Cash is alive (and kicking?)

Celine Wee
3 min readJan 27, 2023

“Low-value cash instruments are enormously flexible and robust payment instruments — you don’t need electricity, Wi-Fi, or cellular signals to make them work. Nor do you need to be literate,” — Peter Sands via

I’m evaluating my position on cash. It feels odd to declare this, given:

(a) my day to day life includes little to no cash (thankful for instant payments and cards), except for the frantic hunt for fresh bank notes once a year [1].

(b) I used to sing/sell non cash payments acceptance.

But I realized the “digital payments are the BEST” fervour ignores the good and necessity of cash. The quote above sums it well — cash has no need for electricity, internet, cellular signal, literacy, and to add — or for people to speak the same language. The math just works.

Why Cash?

  1. Consumer preferences

Consumer preferences, which could due to a lack of trust in the banking system and the overall safety of funds in the financial system, privacy concerns , ease of budgeting (eg some studies that suggest one spends more using card than cash), ease of paying via cash in convenience stores (Japan, Taiwan), are some reasons why customers prefer cash. An interesting example — although the number of cards per capita in Germany is comparable with that of other European countries, domestic card usage is comparatively low (source), which could suggest that consumer preferences override access.

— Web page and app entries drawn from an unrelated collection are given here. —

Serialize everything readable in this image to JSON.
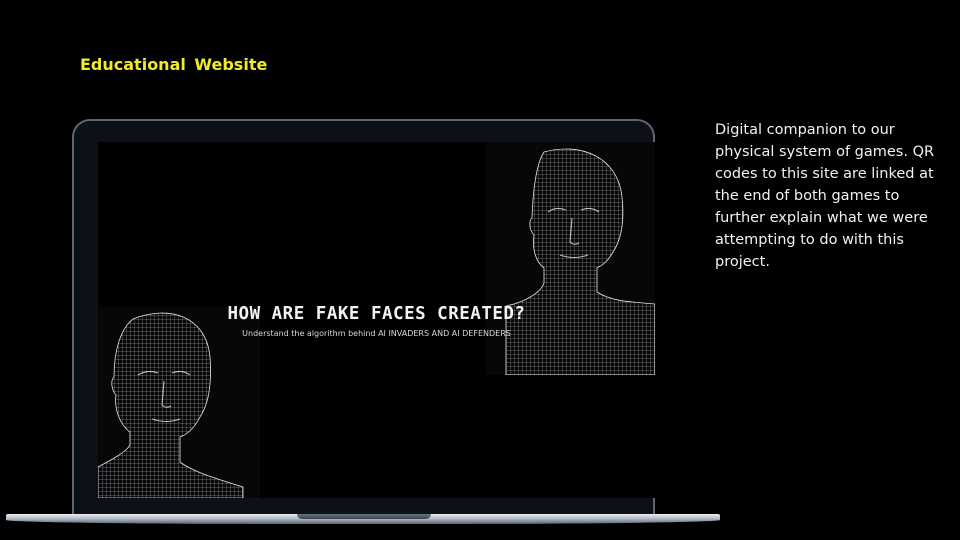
{
  "slide": {
    "title": "Educational  Website",
    "description": "Digital companion to our physical system of games. QR codes to this site are linked at the end of both games to further explain what we were attempting to do with this project."
  },
  "website": {
    "headline": "HOW ARE FAKE FACES CREATED?",
    "subtitle": "Understand the algorithm behind AI INVADERS AND AI DEFENDERS"
  },
  "colors": {
    "background": "#000000",
    "title_accent": "#f0ea2a",
    "body_text": "#f2f2f2",
    "wireframe": "#cfd3d8"
  },
  "icons": [
    "wireframe-face-image",
    "laptop-mockup"
  ]
}
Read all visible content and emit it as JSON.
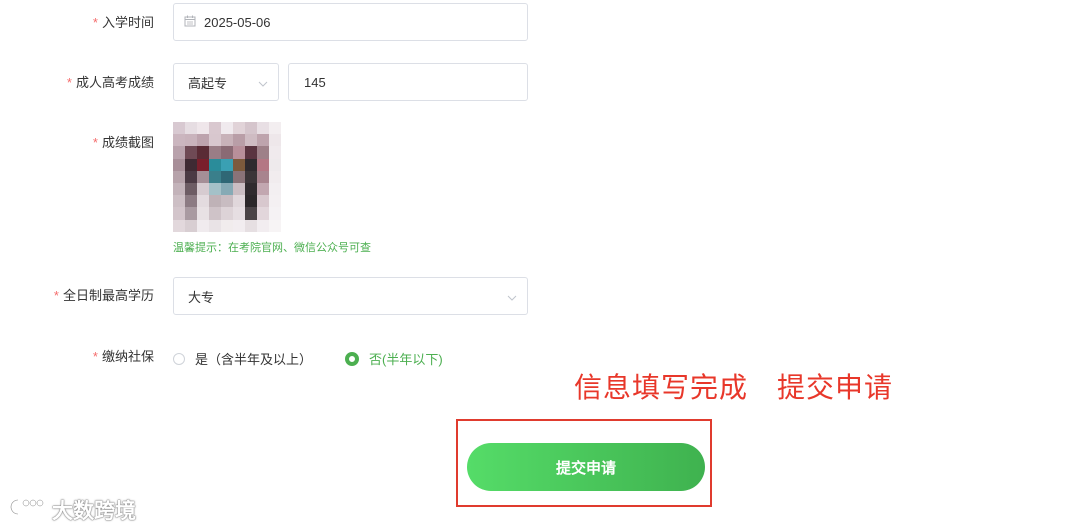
{
  "form": {
    "required_mark": "*",
    "enroll_time": {
      "label": "入学时间",
      "value": "2025-05-06",
      "icon": "calendar-icon"
    },
    "exam_score": {
      "label": "成人高考成绩",
      "level": "高起专",
      "score": "145",
      "icon": "chevron-down-icon"
    },
    "screenshot": {
      "label": "成绩截图",
      "hint": "温馨提示：在考院官网、微信公众号可查"
    },
    "education": {
      "label": "全日制最高学历",
      "value": "大专",
      "icon": "chevron-down-icon"
    },
    "social_security": {
      "label": "缴纳社保",
      "options": [
        {
          "label": "是（含半年及以上）",
          "selected": false
        },
        {
          "label": "否(半年以下)",
          "selected": true
        }
      ]
    },
    "submit_label": "提交申请"
  },
  "annotation": {
    "text": "信息填写完成　提交申请",
    "color": "#e8372a"
  },
  "watermark": {
    "text": "大数跨境"
  },
  "colors": {
    "accent": "#4caf50",
    "required": "#f56c6c",
    "button_start": "#55dc68",
    "button_end": "#3fb24f"
  }
}
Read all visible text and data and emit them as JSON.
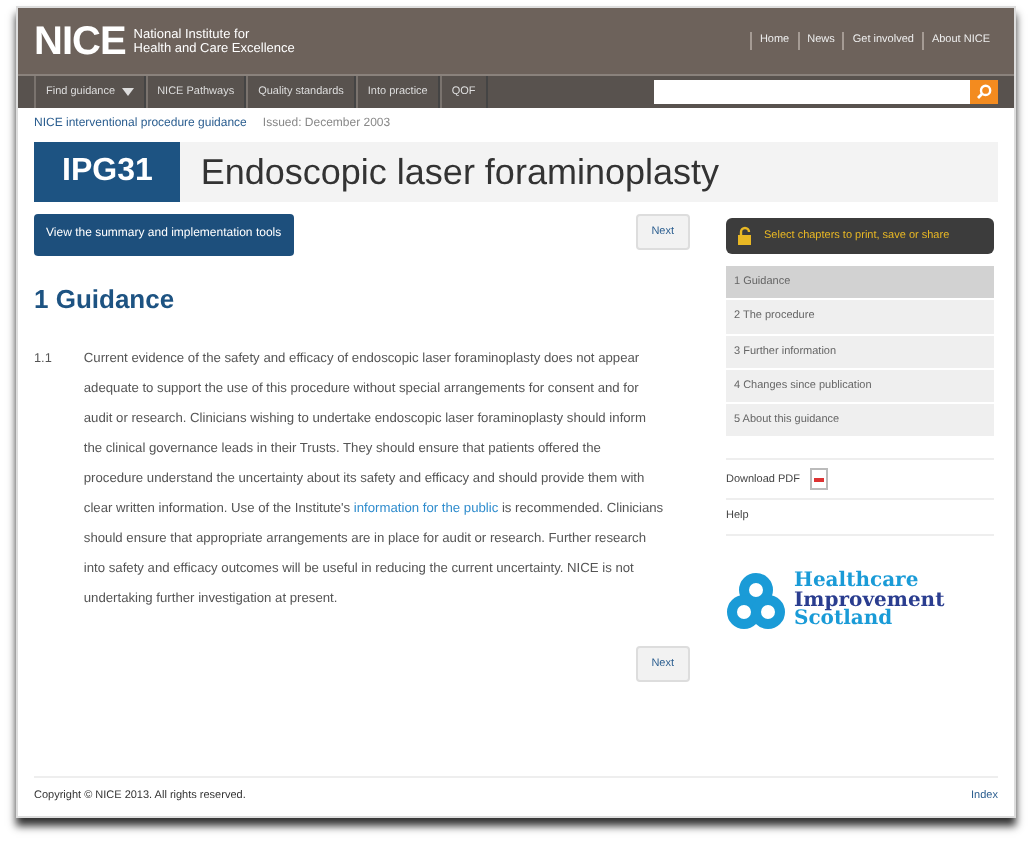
{
  "header": {
    "logo": "NICE",
    "org_name": [
      "National Institute for",
      "Health and Care Excellence"
    ],
    "links": [
      "Home",
      "News",
      "Get involved",
      "About NICE"
    ]
  },
  "nav": {
    "items": [
      {
        "label": "Find guidance",
        "dropdown": true
      },
      {
        "label": "NICE Pathways",
        "dropdown": false
      },
      {
        "label": "Quality standards",
        "dropdown": false
      },
      {
        "label": "Into practice",
        "dropdown": false
      },
      {
        "label": "QOF",
        "dropdown": false
      }
    ]
  },
  "breadcrumb": {
    "link": "NICE interventional procedure guidance",
    "issued": "Issued: December 2003"
  },
  "title": {
    "code": "IPG31",
    "text": "Endoscopic laser foraminoplasty"
  },
  "summary_button": "View the summary and implementation tools",
  "next_buttons": [
    "Next",
    "Next"
  ],
  "guidance": {
    "heading": "1 Guidance",
    "number": "1.1",
    "text_before": "Current evidence of the safety and efficacy of endoscopic laser foraminoplasty does not appear adequate to support the use of this procedure without special arrangements for consent and for audit or research. Clinicians wishing to undertake endoscopic laser foraminoplasty should inform the clinical governance leads in their Trusts. They should ensure that patients offered the procedure understand the uncertainty about its safety and efficacy and should provide them with clear written information. Use of the Institute's",
    "link": "information for the public",
    "text_after": "is recommended. Clinicians should ensure that appropriate arrangements are in place for audit or research. Further research into safety and efficacy outcomes will be useful in reducing the current uncertainty. NICE is not undertaking further investigation at present."
  },
  "sidebar": {
    "select_button": "Select chapters to print, save or share",
    "chapters": [
      {
        "label": "1 Guidance",
        "selected": true
      },
      {
        "label": "2 The procedure",
        "selected": false
      },
      {
        "label": "3 Further information",
        "selected": false
      },
      {
        "label": "4 Changes since publication",
        "selected": false
      },
      {
        "label": "5 About this guidance",
        "selected": false
      }
    ],
    "download": "Download PDF",
    "help": "Help",
    "partner_logo": [
      "Healthcare",
      "Improvement",
      "Scotland"
    ]
  },
  "footer": {
    "copyright": "Copyright © NICE 2013. All rights reserved.",
    "index": "Index"
  }
}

2. Consumer lack of access because of financial exclusion

Cash is something that someone with no bank accounts, no smart phone, no or limited internet access at slower speeds, or lower technical literacy, can use. Cash works in all those scenarios (doesn’t require a smart phone or an internet connected phone), and is fairly easy to transact across language barriers.

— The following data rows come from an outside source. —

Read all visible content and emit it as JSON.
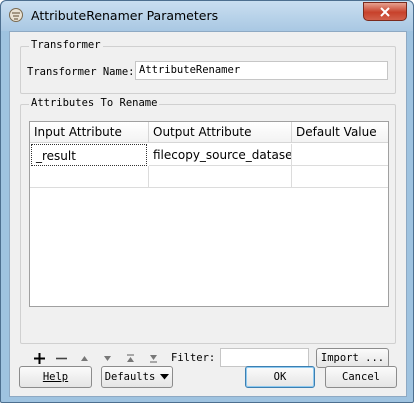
{
  "window": {
    "title": "AttributeRenamer Parameters"
  },
  "transformer_group": {
    "title": "Transformer",
    "name_label": "Transformer Name:",
    "name_value": "AttributeRenamer"
  },
  "attributes_group": {
    "title": "Attributes To Rename",
    "columns": [
      "Input Attribute",
      "Output Attribute",
      "Default Value"
    ],
    "rows": [
      {
        "input": "_result",
        "output": "filecopy_source_dataset",
        "default": ""
      },
      {
        "input": "",
        "output": "",
        "default": ""
      }
    ]
  },
  "toolbar": {
    "add_icon": "plus-icon",
    "remove_icon": "minus-icon",
    "filter_label": "Filter:",
    "filter_value": "",
    "import_label": "Import ..."
  },
  "buttons": {
    "help": "Help",
    "defaults": "Defaults",
    "ok": "OK",
    "cancel": "Cancel"
  }
}
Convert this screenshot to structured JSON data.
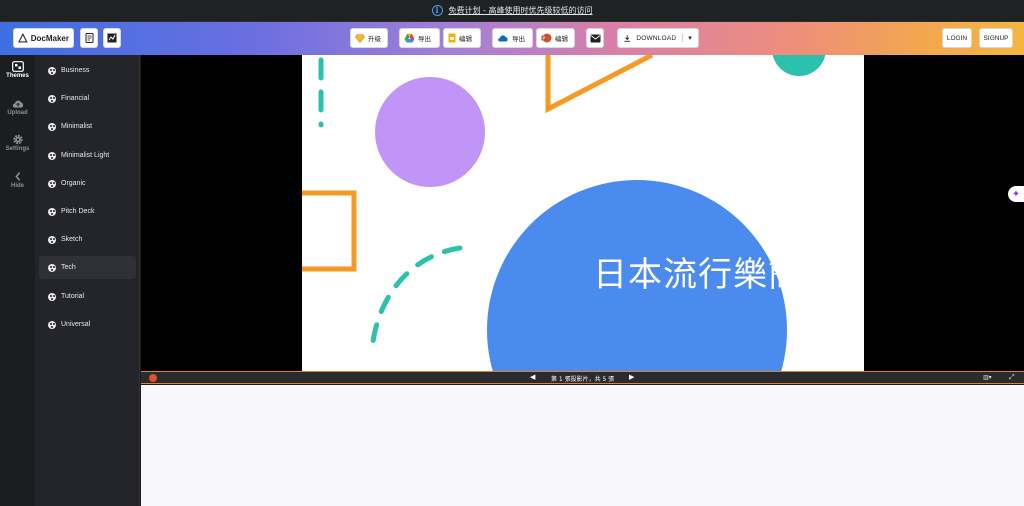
{
  "notice": {
    "text": "免费计划 - 高峰使用时优先级较低的访问"
  },
  "toolbar": {
    "logo_label": "DocMaker",
    "upgrade_label": "升级",
    "gdrive_export_label": "导出",
    "gdrive_edit_label": "编辑",
    "onedrive_export_label": "导出",
    "onedrive_edit_label": "编辑",
    "download_label": "DOWNLOAD",
    "login_label": "LOGIN",
    "signup_label": "SIGNUP"
  },
  "rail": {
    "items": [
      {
        "label": "Themes",
        "icon": "themes-icon"
      },
      {
        "label": "Upload",
        "icon": "cloud-upload-icon"
      },
      {
        "label": "Settings",
        "icon": "gear-icon"
      },
      {
        "label": "Hide",
        "icon": "chevron-left-icon"
      }
    ]
  },
  "themes": {
    "items": [
      {
        "label": "Business"
      },
      {
        "label": "Financial"
      },
      {
        "label": "Minimalist"
      },
      {
        "label": "Minimalist Light"
      },
      {
        "label": "Organic"
      },
      {
        "label": "Pitch Deck"
      },
      {
        "label": "Sketch"
      },
      {
        "label": "Tech"
      },
      {
        "label": "Tutorial"
      },
      {
        "label": "Universal"
      }
    ],
    "selected": "Tech"
  },
  "slide": {
    "title": "日本流行樂簡報"
  },
  "navbar": {
    "counter": "第 1 張投影片，共 5 張"
  },
  "colors": {
    "accent_blue": "#4b8bed",
    "purple": "#c195f7",
    "orange": "#f59a23",
    "teal": "#2bc1ac"
  }
}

3. Perceived “zero cost of acceptance”.

Cash acceptance seems free (though one could argue that it is not free since banks charge for depositing large sums). Cash looks cheaper when it’s free cash acceptance vs a % + fixed fees for card payments.

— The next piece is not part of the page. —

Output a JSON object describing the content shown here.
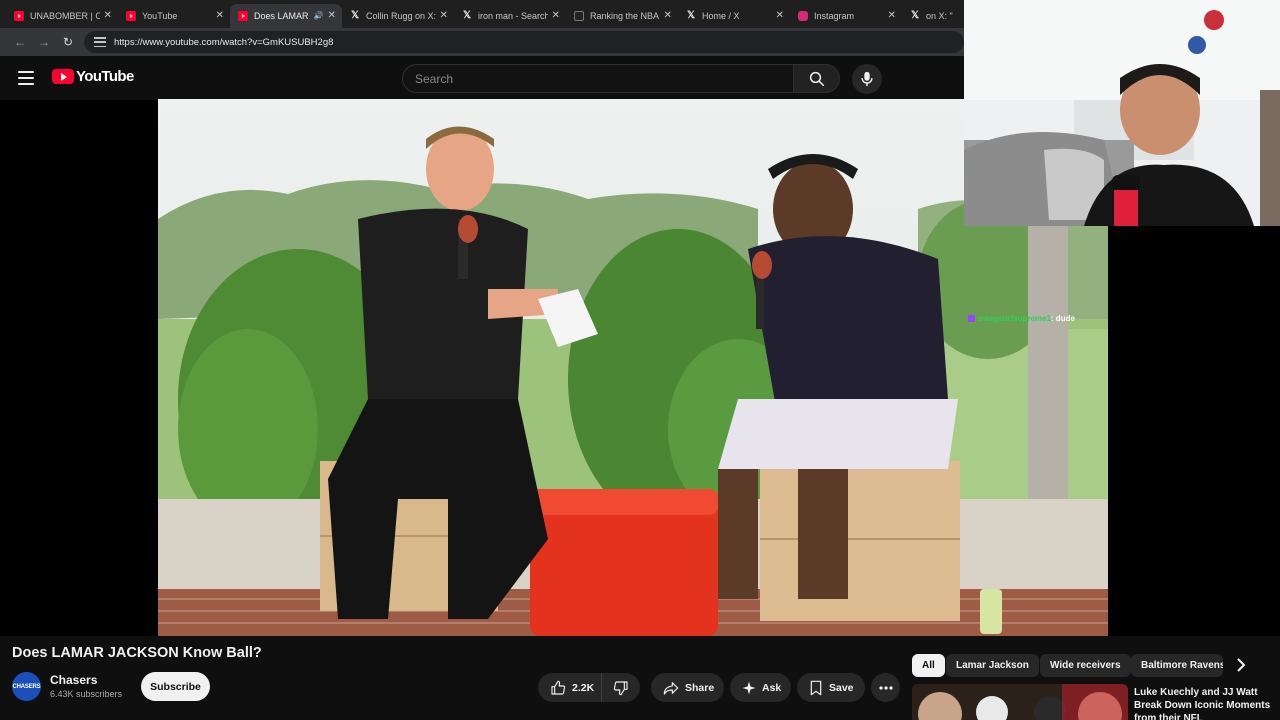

Photo by Emil Kalibradov on Unsplash

All this to say - I see why cash is alive.

Why NOT cash?

I feel like keeping this section short since the digital payments growth wave is relentless. However, for completeness — here’s an overview of why NOT cash from various points of view (POV).

Government POV

  • Anti Money Laundering: cash movement is harder to trace than bank transfers through the banking system.
  • Easier taxation: it’s harder to tax cash transactions if businesses don’t declare them, vs digital payments that are more easily traced.

So governments have reasons to dislike cash and promote digital payments.

Consumer POV

  • Convenience and safety: It it easier to pay with a phone/cards than carrying a wad of cash.
  • Protection from bad merchants: Consumers can dispute a card payment if something goes wrong.

So, consumers arguably find digital payments more convenient and safer than cash payments.

Business POV

  • Easier reporting and management: Easier to reconcile transactions, maintain a ledger, manage taxes. Also makes it harder for cash leaks (eg petty theft from the cash register, or robbery).
  • Selling globally: Accepting more digital payment methods beyond cash means selling globally and accessing overseas consumers.

There’s a season for everything — including cash. While cash as a portion of overall payments may be decreasing in some markets, I see why cash usage continues in some sectors and its inclusivity for those who are underbanked, lack tech access, and simply prefer to pay in cash.

[1] More details



Celine Wee

Opinions are my own: a collection of Go To Market, Payments, Biz Ops learnings across Stripe, Coinbase, Twitter. I also write